We went through the poems, one by one, sometimes merely talking about that poem’s occasion, where Monica would share a story, Tomas eagerly listening. If there was an underline, we’d discuss that word. By then, our conversations were purely in Swedish, so in Swedish I would explain my English word choice (using Swedish words other than the Swedish word used in the original text!).
We spent hours and days in conversation, with many distractions for lunch, strolls, or lapses into social chatter. At some point, it became clear that the process was as much about honing trust as honing the translations. In fact, we never discussed the last handful of poems in that short collection.
My point is that the relationship itself was a translated experience, based on a connection that stemmed from the body and worked outward through the poetry to a mutual trust. Was this level of friendship, which encompassed the literary and the deeply personal, enough, as it was for Brian Henry, “to overcome the ‘impossibility’ of translation?”
I hadn’t thought of it in those terms. But it does speak to the unique influences of my translation process and the larger notion that, as translators, we all bring something truly our own to the work. Eliot Weinberger assures us of this in 19 Ways of Looking at Wang Wei, when he says, “The transformations that take shape in print, that take the formal name of ‘translation,’ become their own beings, set out on their own wanderings.”
Of course, “overcoming the impossibility” isn’t just a translator’s struggle. It’s an artist’s struggle. Whether translating, writing, painting, or performing a dance or musical piece, perfect correspondence is rare. If Weinberger is suggesting there’s originality in each translated work, it would have to be borne, in part, from the myriad forces influencing the translator’s life. Maybe that new terrain of mine was less about the work itself and more about engendering creative possibilities, including how to think about life and living, language and connection.

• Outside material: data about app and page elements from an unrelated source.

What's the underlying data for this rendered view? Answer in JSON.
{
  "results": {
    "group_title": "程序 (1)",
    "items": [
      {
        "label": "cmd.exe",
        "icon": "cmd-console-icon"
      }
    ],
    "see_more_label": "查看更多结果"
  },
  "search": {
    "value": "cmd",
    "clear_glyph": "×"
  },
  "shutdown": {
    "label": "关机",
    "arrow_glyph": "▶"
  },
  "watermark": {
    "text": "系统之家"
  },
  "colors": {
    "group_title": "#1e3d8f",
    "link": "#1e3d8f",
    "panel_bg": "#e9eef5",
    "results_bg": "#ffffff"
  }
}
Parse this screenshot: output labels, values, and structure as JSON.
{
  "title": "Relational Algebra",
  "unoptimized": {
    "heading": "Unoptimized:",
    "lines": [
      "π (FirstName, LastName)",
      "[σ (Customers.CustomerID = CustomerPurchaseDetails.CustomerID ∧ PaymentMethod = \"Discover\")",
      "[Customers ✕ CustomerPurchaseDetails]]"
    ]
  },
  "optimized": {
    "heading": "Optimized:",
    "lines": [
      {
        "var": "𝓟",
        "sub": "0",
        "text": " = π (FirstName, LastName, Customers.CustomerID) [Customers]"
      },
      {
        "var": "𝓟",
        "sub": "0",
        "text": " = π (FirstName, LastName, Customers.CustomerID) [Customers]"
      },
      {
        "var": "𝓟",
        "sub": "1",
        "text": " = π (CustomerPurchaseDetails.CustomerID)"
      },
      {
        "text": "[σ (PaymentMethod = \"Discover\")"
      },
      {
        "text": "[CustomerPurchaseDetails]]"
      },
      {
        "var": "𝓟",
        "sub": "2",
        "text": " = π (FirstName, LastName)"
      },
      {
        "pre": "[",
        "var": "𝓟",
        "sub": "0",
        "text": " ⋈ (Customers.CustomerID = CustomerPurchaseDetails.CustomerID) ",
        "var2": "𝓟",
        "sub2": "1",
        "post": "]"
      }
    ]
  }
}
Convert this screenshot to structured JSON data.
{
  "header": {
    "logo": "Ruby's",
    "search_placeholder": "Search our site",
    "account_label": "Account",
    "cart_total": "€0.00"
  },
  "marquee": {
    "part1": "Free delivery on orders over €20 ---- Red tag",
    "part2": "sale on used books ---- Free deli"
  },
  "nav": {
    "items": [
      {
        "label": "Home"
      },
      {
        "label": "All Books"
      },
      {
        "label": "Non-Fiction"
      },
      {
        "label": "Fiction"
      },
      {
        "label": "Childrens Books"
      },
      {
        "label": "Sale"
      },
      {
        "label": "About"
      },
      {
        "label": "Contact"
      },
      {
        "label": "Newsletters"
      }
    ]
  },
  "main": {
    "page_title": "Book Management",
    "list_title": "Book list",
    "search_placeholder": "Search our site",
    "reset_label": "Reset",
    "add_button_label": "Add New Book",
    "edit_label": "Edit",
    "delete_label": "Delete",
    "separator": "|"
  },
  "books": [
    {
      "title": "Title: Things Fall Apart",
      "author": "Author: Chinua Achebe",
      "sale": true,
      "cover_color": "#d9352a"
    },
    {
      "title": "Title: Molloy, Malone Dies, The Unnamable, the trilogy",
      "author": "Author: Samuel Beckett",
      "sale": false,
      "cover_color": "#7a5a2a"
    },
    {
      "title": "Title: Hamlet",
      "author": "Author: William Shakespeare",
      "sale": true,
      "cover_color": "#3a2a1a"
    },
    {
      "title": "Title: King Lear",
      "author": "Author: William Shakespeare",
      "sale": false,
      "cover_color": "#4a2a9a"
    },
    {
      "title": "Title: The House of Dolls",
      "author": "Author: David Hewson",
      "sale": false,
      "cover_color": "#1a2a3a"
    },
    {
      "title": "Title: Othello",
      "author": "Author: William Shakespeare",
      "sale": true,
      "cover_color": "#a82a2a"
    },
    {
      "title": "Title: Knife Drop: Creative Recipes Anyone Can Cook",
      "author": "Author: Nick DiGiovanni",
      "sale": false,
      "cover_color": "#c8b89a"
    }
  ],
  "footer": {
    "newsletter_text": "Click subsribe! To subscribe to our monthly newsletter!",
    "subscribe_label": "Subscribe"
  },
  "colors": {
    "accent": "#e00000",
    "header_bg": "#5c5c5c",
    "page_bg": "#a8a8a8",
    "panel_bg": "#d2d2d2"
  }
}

Returning to the question of influence, when it comes to life experience and any kind of immersive creative work, isn’t it all influence? If so, surely at some point influence becomes confluence.
The Blue House: Collected Works of Tomas Tranströmer translated by Patty Crane is available via Copper Canyon Press.